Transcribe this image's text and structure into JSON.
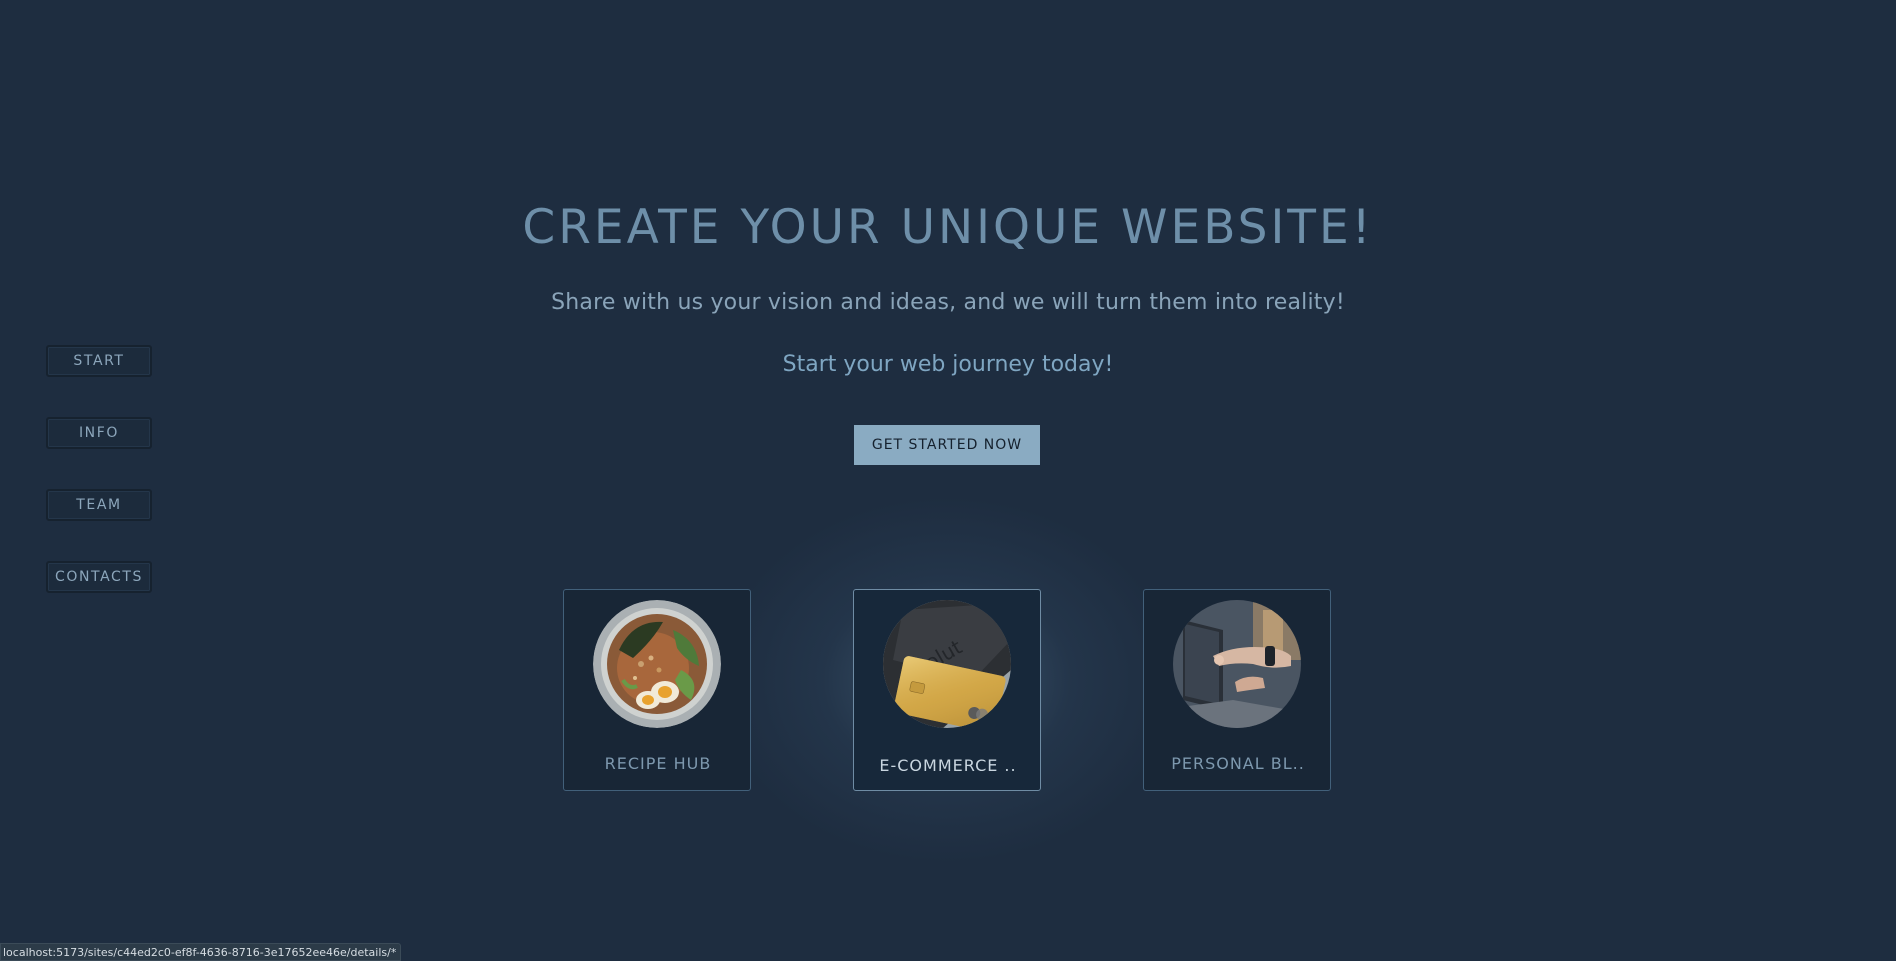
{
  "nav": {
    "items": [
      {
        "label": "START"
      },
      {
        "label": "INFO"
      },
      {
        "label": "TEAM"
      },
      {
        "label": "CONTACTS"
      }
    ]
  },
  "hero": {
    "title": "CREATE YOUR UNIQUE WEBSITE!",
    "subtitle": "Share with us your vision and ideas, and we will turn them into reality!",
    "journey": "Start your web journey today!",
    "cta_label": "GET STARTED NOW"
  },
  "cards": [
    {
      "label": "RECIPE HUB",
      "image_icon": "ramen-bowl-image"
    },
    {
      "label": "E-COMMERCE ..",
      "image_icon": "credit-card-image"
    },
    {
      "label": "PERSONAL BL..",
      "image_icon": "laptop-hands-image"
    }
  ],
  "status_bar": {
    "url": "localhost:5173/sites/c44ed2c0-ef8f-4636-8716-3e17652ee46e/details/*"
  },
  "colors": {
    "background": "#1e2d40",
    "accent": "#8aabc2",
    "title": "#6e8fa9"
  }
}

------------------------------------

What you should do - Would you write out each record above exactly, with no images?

Task result -
Transcribe this image's text and structure into JSON.
{
  "nav": {
    "items": [
      {
        "label": "START"
      },
      {
        "label": "INFO"
      },
      {
        "label": "TEAM"
      },
      {
        "label": "CONTACTS"
      }
    ]
  },
  "hero": {
    "title": "CREATE YOUR UNIQUE WEBSITE!",
    "subtitle": "Share with us your vision and ideas, and we will turn them into reality!",
    "journey": "Start your web journey today!",
    "cta_label": "GET STARTED NOW"
  },
  "cards": [
    {
      "label": "RECIPE HUB",
      "image_icon": "ramen-bowl-image"
    },
    {
      "label": "E-COMMERCE ..",
      "image_icon": "credit-card-image"
    },
    {
      "label": "PERSONAL BL..",
      "image_icon": "laptop-hands-image"
    }
  ],
  "status_bar": {
    "url": "localhost:5173/sites/c44ed2c0-ef8f-4636-8716-3e17652ee46e/details/*"
  },
  "colors": {
    "background": "#1e2d40",
    "accent": "#8aabc2",
    "title": "#6e8fa9"
  }
}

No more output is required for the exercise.